PROBLEM TO WORK ON
Across all the records, filter for lines with the word "title" and copy them.

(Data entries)
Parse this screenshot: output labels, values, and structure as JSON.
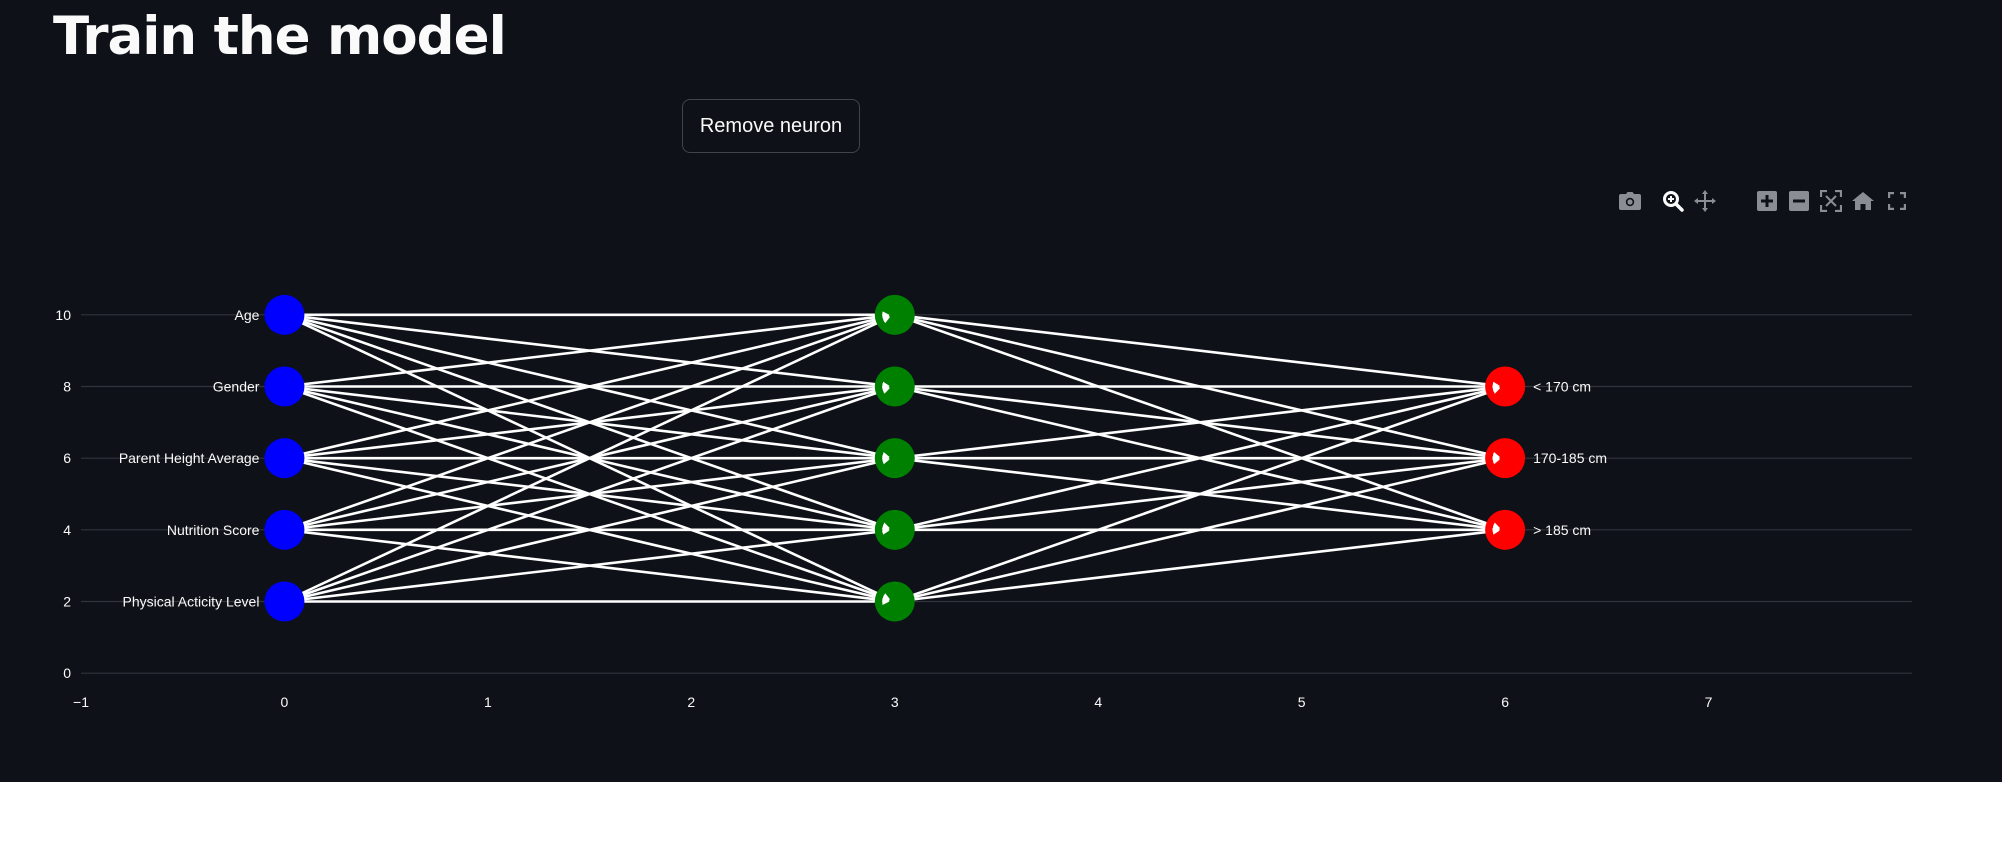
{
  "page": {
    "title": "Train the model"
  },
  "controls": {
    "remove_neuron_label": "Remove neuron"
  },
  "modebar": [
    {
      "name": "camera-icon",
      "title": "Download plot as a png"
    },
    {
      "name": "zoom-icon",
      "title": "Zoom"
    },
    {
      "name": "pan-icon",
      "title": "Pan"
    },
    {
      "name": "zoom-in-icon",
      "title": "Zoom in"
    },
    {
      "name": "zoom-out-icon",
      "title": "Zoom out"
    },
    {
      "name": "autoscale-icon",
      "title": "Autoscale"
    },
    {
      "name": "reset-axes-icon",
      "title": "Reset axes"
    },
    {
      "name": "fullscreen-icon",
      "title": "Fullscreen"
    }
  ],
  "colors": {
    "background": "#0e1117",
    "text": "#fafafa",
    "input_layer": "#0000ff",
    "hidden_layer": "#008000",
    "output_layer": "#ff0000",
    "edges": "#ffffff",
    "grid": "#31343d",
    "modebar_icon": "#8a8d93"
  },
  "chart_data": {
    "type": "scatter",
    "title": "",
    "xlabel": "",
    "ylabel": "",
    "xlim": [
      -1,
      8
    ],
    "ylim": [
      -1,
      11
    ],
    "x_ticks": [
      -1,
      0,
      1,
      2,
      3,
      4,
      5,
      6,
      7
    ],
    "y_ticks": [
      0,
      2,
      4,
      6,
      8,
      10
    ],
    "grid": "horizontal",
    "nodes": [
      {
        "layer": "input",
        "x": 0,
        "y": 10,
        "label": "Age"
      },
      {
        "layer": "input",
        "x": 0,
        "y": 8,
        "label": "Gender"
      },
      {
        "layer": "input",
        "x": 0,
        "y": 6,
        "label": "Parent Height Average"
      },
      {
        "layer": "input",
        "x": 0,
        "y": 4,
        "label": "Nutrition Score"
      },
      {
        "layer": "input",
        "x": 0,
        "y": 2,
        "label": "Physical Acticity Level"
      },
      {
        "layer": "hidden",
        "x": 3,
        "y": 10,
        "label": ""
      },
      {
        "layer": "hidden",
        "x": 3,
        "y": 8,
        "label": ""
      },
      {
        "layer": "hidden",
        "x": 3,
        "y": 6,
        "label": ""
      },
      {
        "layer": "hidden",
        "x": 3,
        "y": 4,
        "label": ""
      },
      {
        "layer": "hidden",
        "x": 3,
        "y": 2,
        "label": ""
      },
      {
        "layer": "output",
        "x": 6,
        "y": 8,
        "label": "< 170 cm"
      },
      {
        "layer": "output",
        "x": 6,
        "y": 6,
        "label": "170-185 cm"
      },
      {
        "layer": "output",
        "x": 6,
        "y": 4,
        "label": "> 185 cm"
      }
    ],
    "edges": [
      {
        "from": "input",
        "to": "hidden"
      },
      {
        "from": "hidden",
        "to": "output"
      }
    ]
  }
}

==

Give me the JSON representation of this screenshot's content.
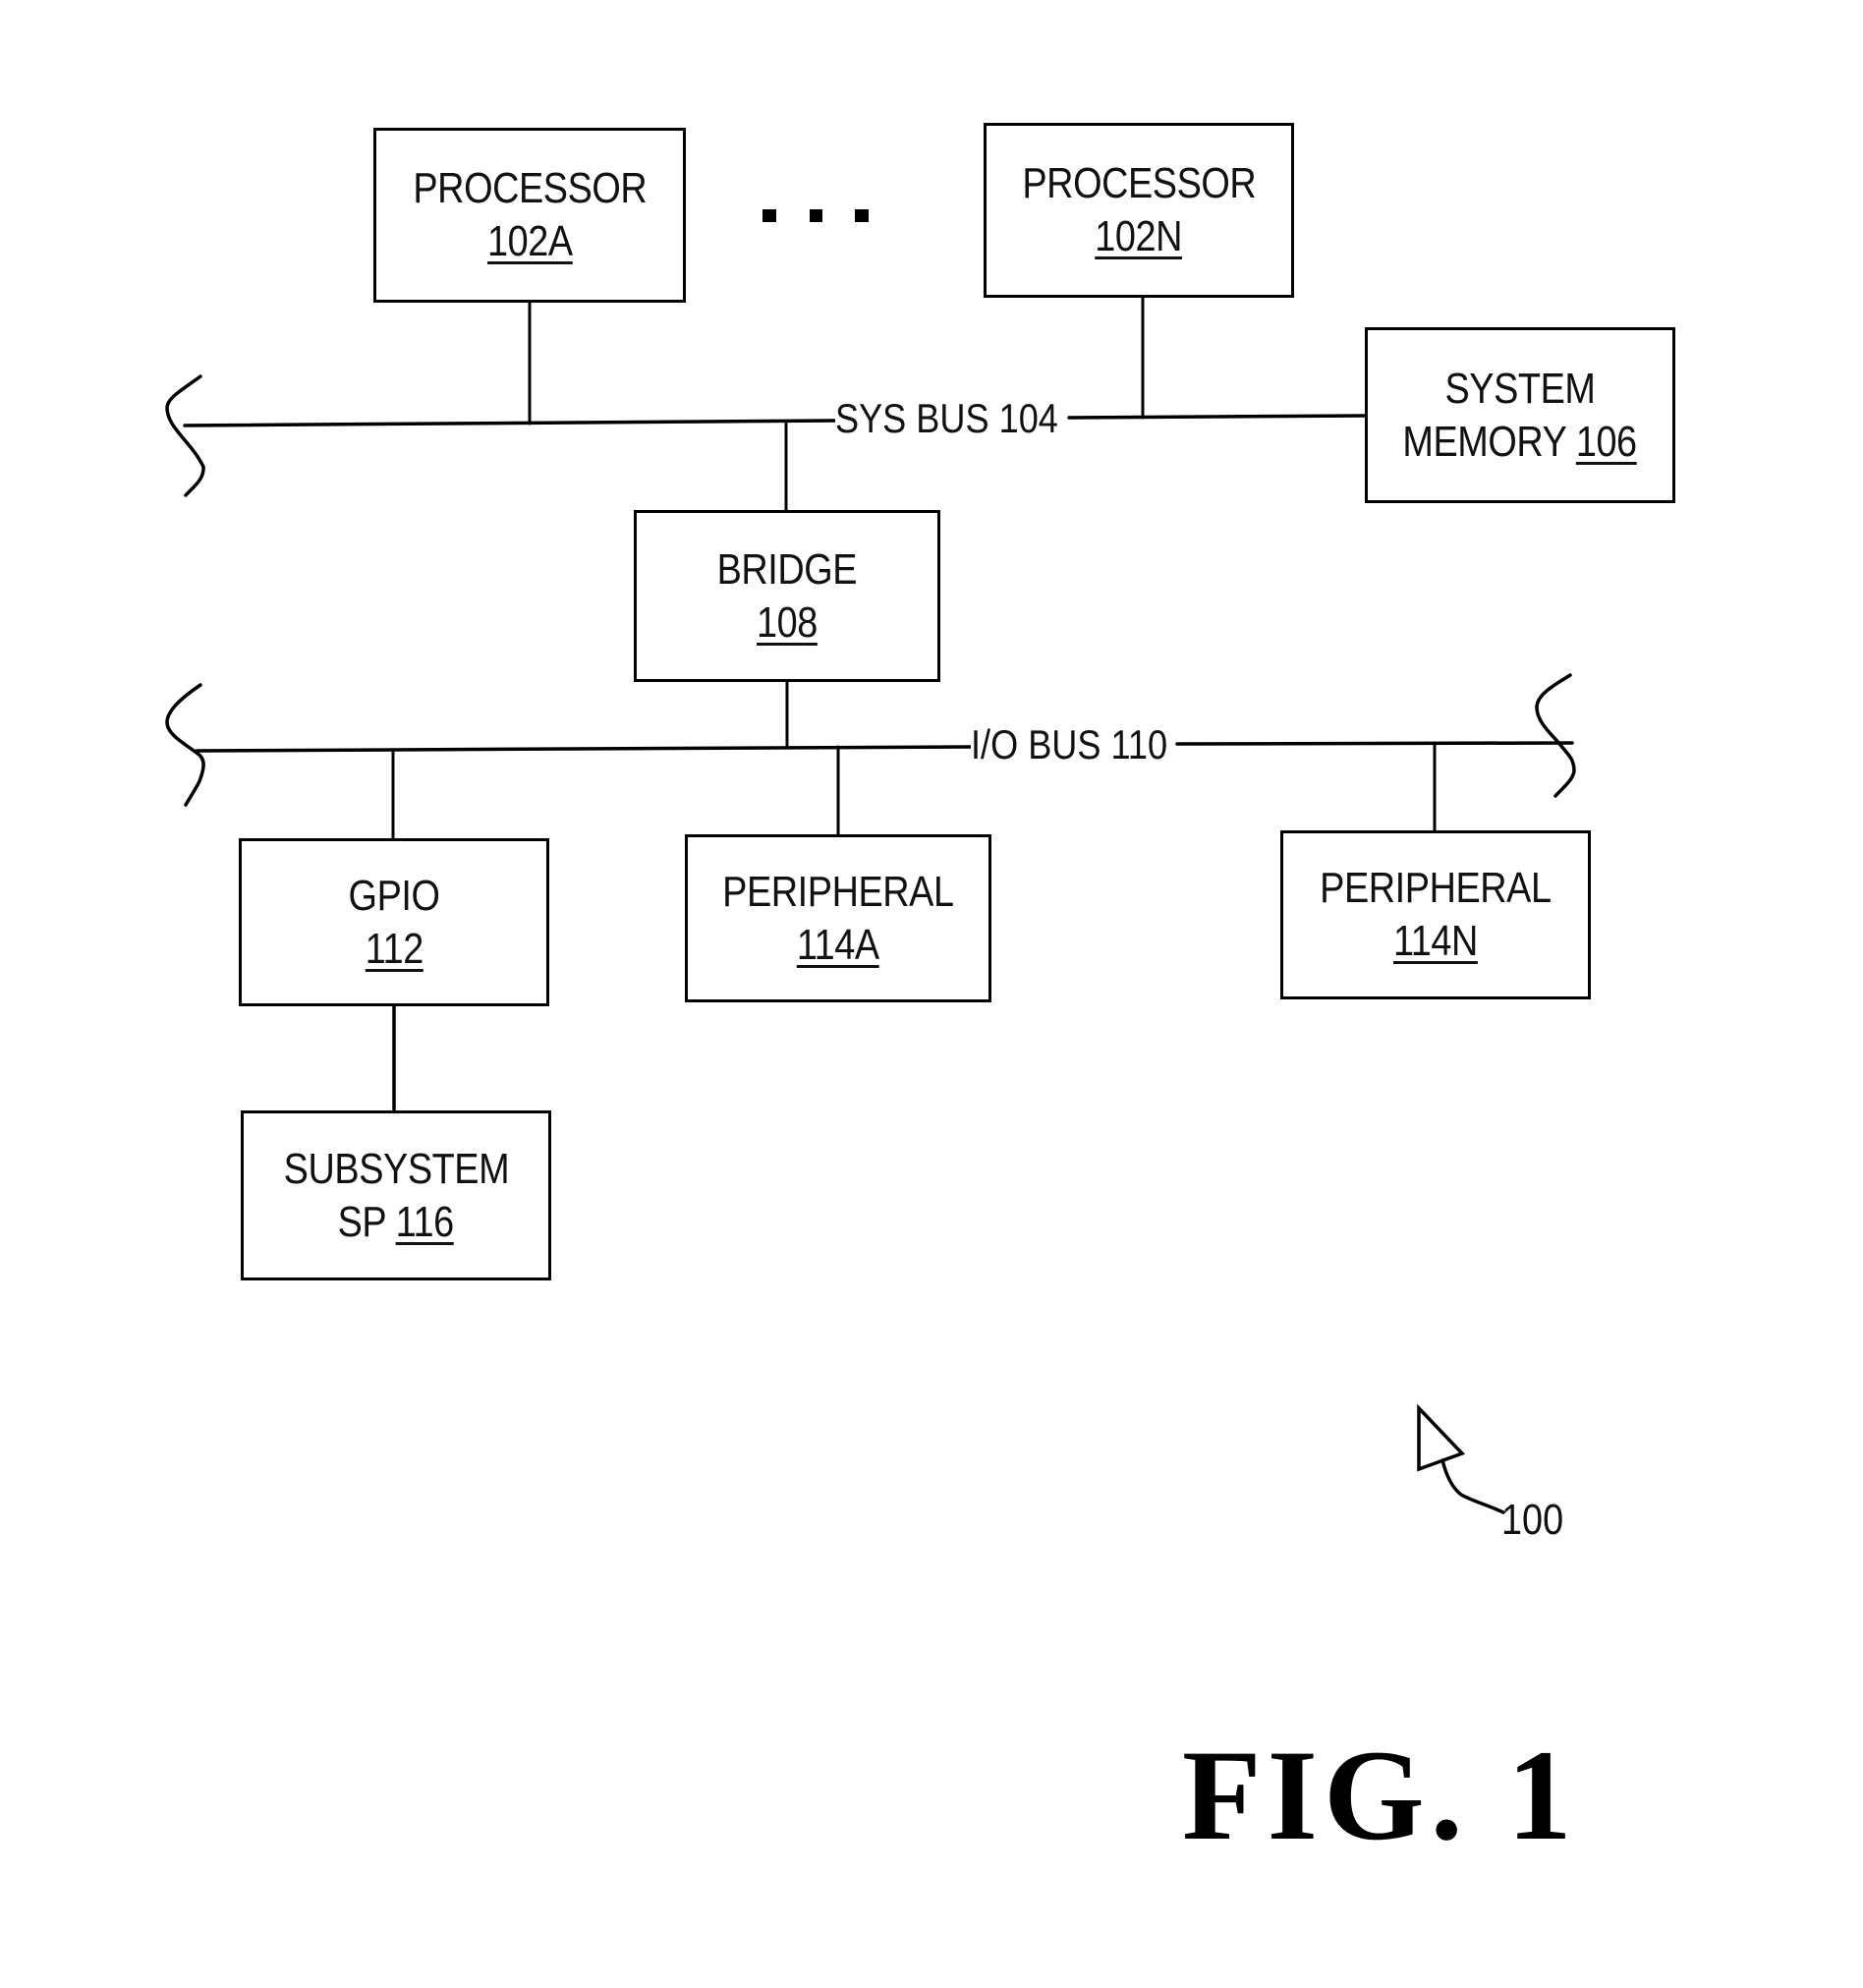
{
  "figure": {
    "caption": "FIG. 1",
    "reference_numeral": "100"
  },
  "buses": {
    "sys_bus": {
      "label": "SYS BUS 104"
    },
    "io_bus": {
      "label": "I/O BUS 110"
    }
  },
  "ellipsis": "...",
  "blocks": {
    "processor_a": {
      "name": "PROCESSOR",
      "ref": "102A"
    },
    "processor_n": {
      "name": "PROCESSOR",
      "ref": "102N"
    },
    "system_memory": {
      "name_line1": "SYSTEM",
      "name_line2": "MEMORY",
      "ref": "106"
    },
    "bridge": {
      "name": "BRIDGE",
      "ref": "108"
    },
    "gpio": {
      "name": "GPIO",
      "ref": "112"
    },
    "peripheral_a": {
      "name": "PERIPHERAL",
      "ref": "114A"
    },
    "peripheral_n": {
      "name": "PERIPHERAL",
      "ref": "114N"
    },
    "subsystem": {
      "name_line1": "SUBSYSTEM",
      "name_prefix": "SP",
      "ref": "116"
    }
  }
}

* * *

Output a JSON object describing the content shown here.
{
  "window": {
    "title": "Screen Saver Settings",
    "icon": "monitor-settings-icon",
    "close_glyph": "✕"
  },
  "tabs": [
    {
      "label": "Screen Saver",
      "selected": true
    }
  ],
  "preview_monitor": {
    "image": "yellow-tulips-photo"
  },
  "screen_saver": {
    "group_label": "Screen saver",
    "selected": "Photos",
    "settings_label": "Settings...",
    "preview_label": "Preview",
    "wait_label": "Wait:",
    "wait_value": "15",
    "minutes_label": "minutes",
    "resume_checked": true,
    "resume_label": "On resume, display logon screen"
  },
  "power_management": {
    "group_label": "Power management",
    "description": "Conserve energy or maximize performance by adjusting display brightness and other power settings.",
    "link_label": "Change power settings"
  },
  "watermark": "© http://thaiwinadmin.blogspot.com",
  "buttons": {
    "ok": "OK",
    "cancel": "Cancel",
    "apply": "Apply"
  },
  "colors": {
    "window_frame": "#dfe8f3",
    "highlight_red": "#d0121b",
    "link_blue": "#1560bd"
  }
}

ANSWER SPACE
    "title": "Train the model"
      "title": "Download plot as a png"
      "title": "Zoom"
      "title": "Pan"
      "title": "Zoom in"
      "title": "Zoom out"
      "title": "Autoscale"
      "title": "Reset axes"
      "title": "Fullscreen"
    "title": "",
    "title": "Screen Saver Settings",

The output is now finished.